Utilising Macquarie's internal mobility opportunities, James Tilney has moved roles three times in as many years. Now working as a power trader, he is part of a team trading over a billion megawatts of power and gas each year in Europe.
In 2016, Macquarie approached James Tilney and asked him to join its Futures team within the Commodities and Global Markets group. James was working as an analyst at a small investment management company, which focused on systematic trading strategies in the global futures markets trading futures and London Metal Exchange products. While he enjoyed what he was already doing, James was drawn to Macquarie's global scale and the opportunities it could present to broaden his experience.
James' first role at Macquarie was in the Business Solutions team within the Futures division. The role included managing new initiatives such as exchange memberships, new products and assisting with client requests.
"My main role in the Futures business was supporting the clearing sales team by implementing various initiatives. This involved understanding and improving our internal technology capability to be able to expand our client market offerings as well as assist with various client issues."

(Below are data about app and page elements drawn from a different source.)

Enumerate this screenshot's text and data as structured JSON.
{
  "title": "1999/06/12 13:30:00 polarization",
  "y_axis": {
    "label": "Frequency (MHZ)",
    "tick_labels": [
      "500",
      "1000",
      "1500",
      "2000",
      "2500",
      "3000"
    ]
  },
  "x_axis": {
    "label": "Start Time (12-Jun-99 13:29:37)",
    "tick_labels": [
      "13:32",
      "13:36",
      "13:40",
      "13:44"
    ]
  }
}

The clients James helped included commodity producers who need to hedge their products, like metal refiners selling their outputs and consumer groups buying sugar for their confectionery goods. He spent 15 months in the Futures team before applying for a role in the Power and Gas Operations team.
"Moving from a futures role to the Power and Gas Operations team isn't a step people typically make," says James.
That’s one of the great things about Macquarie – the possibility to put your hand up for new opportunities in new areas and then have the ability to move into them to further drive your career."
Unlike any of his previous jobs, James' new role meant he was dealing with a physical market.
"Some clients trade futures but won't ever take delivery of the product," James says. “The Power and Gas Operations team is able to cater to clients who plan to provide physical delivery or receive it to use for either themselves or their customers."
James' role in the team included managing and optimising a client’s power station portfolio. Given Macquarie’s market access, the role involved selling electricity generated by the power stations directly onto the National Grid network. It’s a real-time 24/7 role looking at the price of power, gas and carbon to directly manage the power stations’ generation to enhance their efficiency and profitability.
In 2019, James once again made the most of Macquarie’s internal mobility opportunities and moved into his third role in as many years, as a Power Trader in the EMEA Gas and Power Trading team.
Here, he draws on his knowledge and experience to assist clients hedge their positions.
"I've gone from managing and optimising specific assets to assisting Macquarie’s various clients," James explains. "They may be looking to either buy or sell electricity and as part of my analysis and research I can provide a price." The role involves detailed analysis on everything from seasonal temperatures, demand profiles, and forecasts on the UK's renewable generation. James trades with various counterparties, including renewable electricity generators such as wind, solar and biomass to the more traditional gas and nuclear power generators.
We have a diverse team in our commodities business, with people from a range of backgrounds."
"We have logistical experts to help move commodities from where they are produced to where they are consumed, we have meteorologists who forecast weather patterns that can impact commodity prices, as well as use Data Scientists and Quantitative Analysts who are able to assist with interpreting large amounts of data that we receive daily."
James enjoys the challenge of dealing with the complexities within the UK's evolving power market, as well as the opportunity to provide specific solutions for Macquarie's clients.
He says a lot of his job involves looking at the bigger picture of what the overall system is doing.
"We try to understand how the different generators are going to run," James says. "Will government legislation encourage or discourage the use of particular energy sources? Are prices sufficiently high to justify building new biomass units? On the demand side, what, for example, will happen if the popularity of electric cars grows and when will people charge them? The wind doesn't always blow when demand is greatest."
James has enjoyed the global nature of his work to date, as well as the responsibilities given to him. "Macquarie has had some excellent opportunities available that I've been fortunate to make the most of," James says.
"I’ve been given a lot of responsibility within the different teams here and built some truly great relationships. People on the desk here, and the organisation more broadly, have real insights on the market which you can learn a lot from."